How can I say we are truly agile? Since mid-June, I have been on the job market, knowing the acting role would come to an end and not knowing that transitioning across to a project management role within Parks Victoria was possible, so I was all over I was, of course, wrong and am indebted to Tim Tunbridge, Neale Tayler and Jen Rebeiro for making it happen. However, I digress, through the process of hunting for a job and discovering yet again “agile” is a hot topic, but still realising from an I.T. project management perspective mostly/largely misunderstood. A number of companies and jobs have talked to an “agile” environment, but probing a little deeper, discovering a traditional culture still prevails when it comes to projects.
In tech projects, a traditional approach would be referred to as a “waterfall” method, Prince2 and PMBOK are renowned methods in this type of delivery. Basically, waterfall lays out the work of a project sequentially(mostly), wherein; scope, time and money are fixed, but consequentially quality is variable. Agile is by-enlarge seen as the way projects should be operated, but when you start to get a feel for whether or not scope is variable, as would be the case in a truly agile project, companies, supervisors, program managers get highly uncomfortable.

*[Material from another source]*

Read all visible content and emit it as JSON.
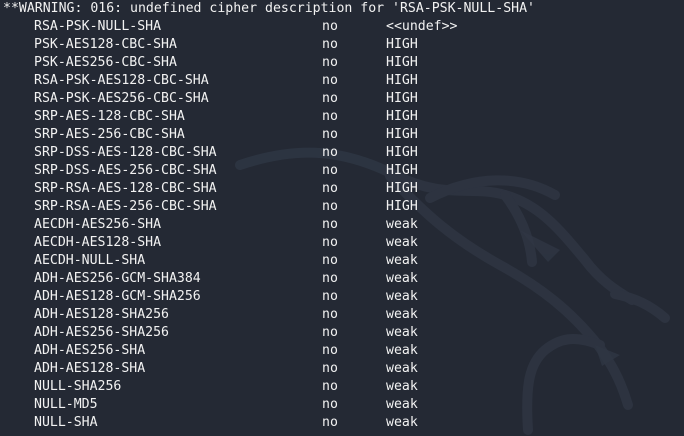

Part of me understands that as project delivery goes, you must inform the business on what you will do, but there is a distinction that needs to be made here. Ideally a team would talk about requirements with an asterisk next to it, something along the lines of “we are not able to predict the future, however, from our analysis we believe addressing these organisational problems will return value to the business and we believe we can get X amount of work done in X amount of time. However, as we progress we will learn more and re-assess what we have delivered against our initial thinking and how much we have spent. From here we can make an informed decision on how we progress and even whether the project is still viable.
During my formal education(albeit a one week course, I’m an expert now!!!) on agile project management (DSDM), I was blown away by the concept that during a project, at key releases/milestones, the project control board, would actual re-assess whether it was worth continuing. This can often, at least at first, seem like a negative thing, but it ties back to Pareto’s 80/20 principle. With functional releases of a project you will realise benefits along the lifecycle of the project, but there very well could be a point wherein 80% of the benefits are realised and the remaining 20% is likely to have less of an impact. At this point, it’s potentially worth considering if that money required to deliver the remaining 20% is worth it, or perhaps better utilised re-investing into anther project that might have a greater impact with the same money.

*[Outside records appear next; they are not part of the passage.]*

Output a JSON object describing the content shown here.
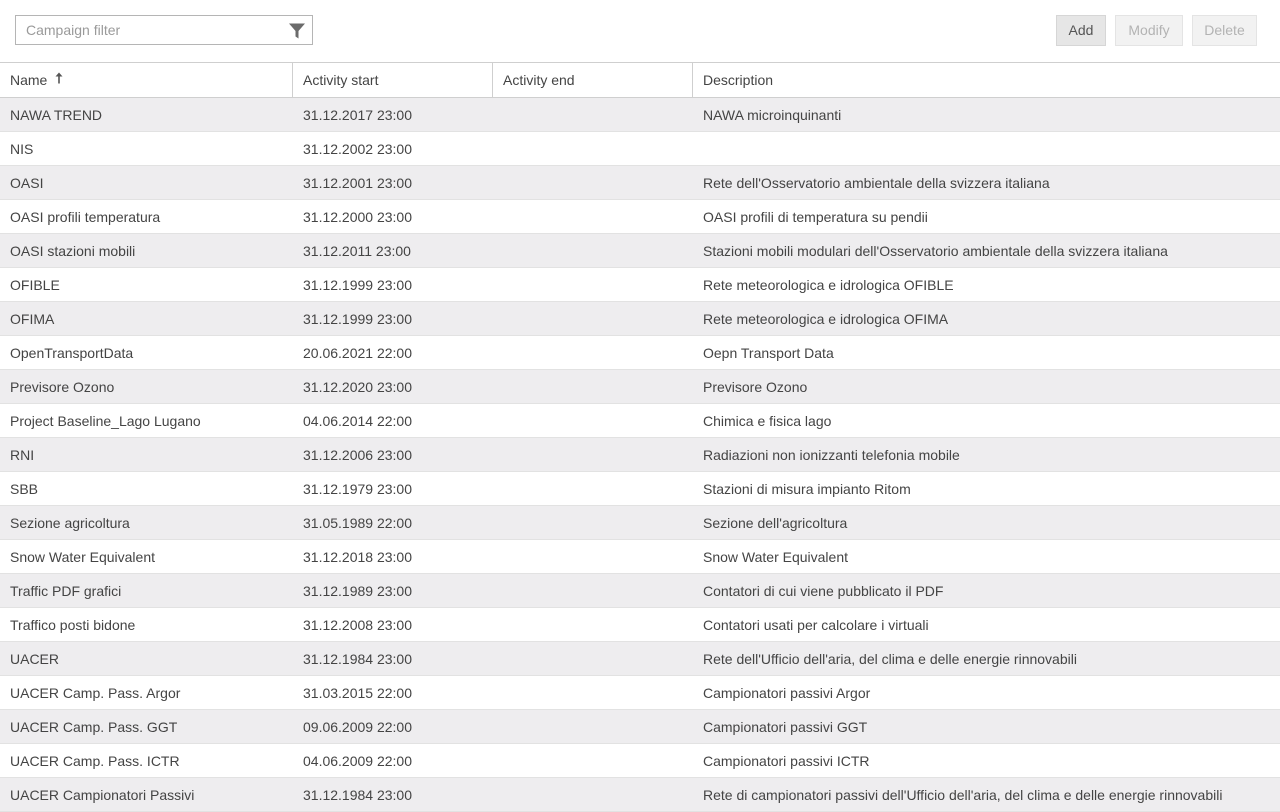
{
  "toolbar": {
    "filter_placeholder": "Campaign filter",
    "filter_icon": "funnel-icon",
    "add_label": "Add",
    "modify_label": "Modify",
    "delete_label": "Delete"
  },
  "table": {
    "columns": [
      "Name",
      "Activity start",
      "Activity end",
      "Description"
    ],
    "sort_column": "Name",
    "sort_direction": "ascending",
    "rows": [
      [
        "NAWA TREND",
        "31.12.2017 23:00",
        "",
        "NAWA microinquinanti"
      ],
      [
        "NIS",
        "31.12.2002 23:00",
        "",
        ""
      ],
      [
        "OASI",
        "31.12.2001 23:00",
        "",
        "Rete dell'Osservatorio ambientale della svizzera italiana"
      ],
      [
        "OASI profili temperatura",
        "31.12.2000 23:00",
        "",
        "OASI profili di temperatura su pendii"
      ],
      [
        "OASI stazioni mobili",
        "31.12.2011 23:00",
        "",
        "Stazioni mobili modulari dell'Osservatorio ambientale della svizzera italiana"
      ],
      [
        "OFIBLE",
        "31.12.1999 23:00",
        "",
        "Rete meteorologica e idrologica OFIBLE"
      ],
      [
        "OFIMA",
        "31.12.1999 23:00",
        "",
        "Rete meteorologica e idrologica OFIMA"
      ],
      [
        "OpenTransportData",
        "20.06.2021 22:00",
        "",
        "Oepn Transport Data"
      ],
      [
        "Previsore Ozono",
        "31.12.2020 23:00",
        "",
        "Previsore Ozono"
      ],
      [
        "Project Baseline_Lago Lugano",
        "04.06.2014 22:00",
        "",
        "Chimica e fisica lago"
      ],
      [
        "RNI",
        "31.12.2006 23:00",
        "",
        "Radiazioni non ionizzanti telefonia mobile"
      ],
      [
        "SBB",
        "31.12.1979 23:00",
        "",
        "Stazioni di misura impianto Ritom"
      ],
      [
        "Sezione agricoltura",
        "31.05.1989 22:00",
        "",
        "Sezione dell'agricoltura"
      ],
      [
        "Snow Water Equivalent",
        "31.12.2018 23:00",
        "",
        "Snow Water Equivalent"
      ],
      [
        "Traffic PDF grafici",
        "31.12.1989 23:00",
        "",
        "Contatori di cui viene pubblicato il PDF"
      ],
      [
        "Traffico posti bidone",
        "31.12.2008 23:00",
        "",
        "Contatori usati per calcolare i virtuali"
      ],
      [
        "UACER",
        "31.12.1984 23:00",
        "",
        "Rete dell'Ufficio dell'aria, del clima e delle energie rinnovabili"
      ],
      [
        "UACER Camp. Pass. Argor",
        "31.03.2015 22:00",
        "",
        "Campionatori passivi Argor"
      ],
      [
        "UACER Camp. Pass. GGT",
        "09.06.2009 22:00",
        "",
        "Campionatori passivi GGT"
      ],
      [
        "UACER Camp. Pass. ICTR",
        "04.06.2009 22:00",
        "",
        "Campionatori passivi ICTR"
      ],
      [
        "UACER Campionatori Passivi",
        "31.12.1984 23:00",
        "",
        "Rete di campionatori passivi dell'Ufficio dell'aria, del clima e delle energie rinnovabili"
      ]
    ]
  }
}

Coming back to my earlier point. We are in an agile world now, wherein scope is variable, time is fixed, cost is fixed and quality is fixed. Other organisations and projects are possibly impeding their success before even beginning by fixing every aspect of a project. Lately, I’ve thought about it like quadratic equations, solving for X, while all your other elements are unknown
Even though based on the elements of the equation, we can assess what X is worth relative to the other we don’t come away with a distinct value. You could say the quality of our answer is compromised as it is dependent on others. A project, I believe must have distinct benefits, independent of others.
I’m not naive to think there will not be challenges ahead, however, at least I know that there is hope to deliver something great without compromising quality. I.T. has an extraordinary poor delivery record, (RE: Standish report “CHOAS), some 16% of all IT projects deliver, all the others fail in some manner. I’m hoping to work hard and diligently to be in that 16%.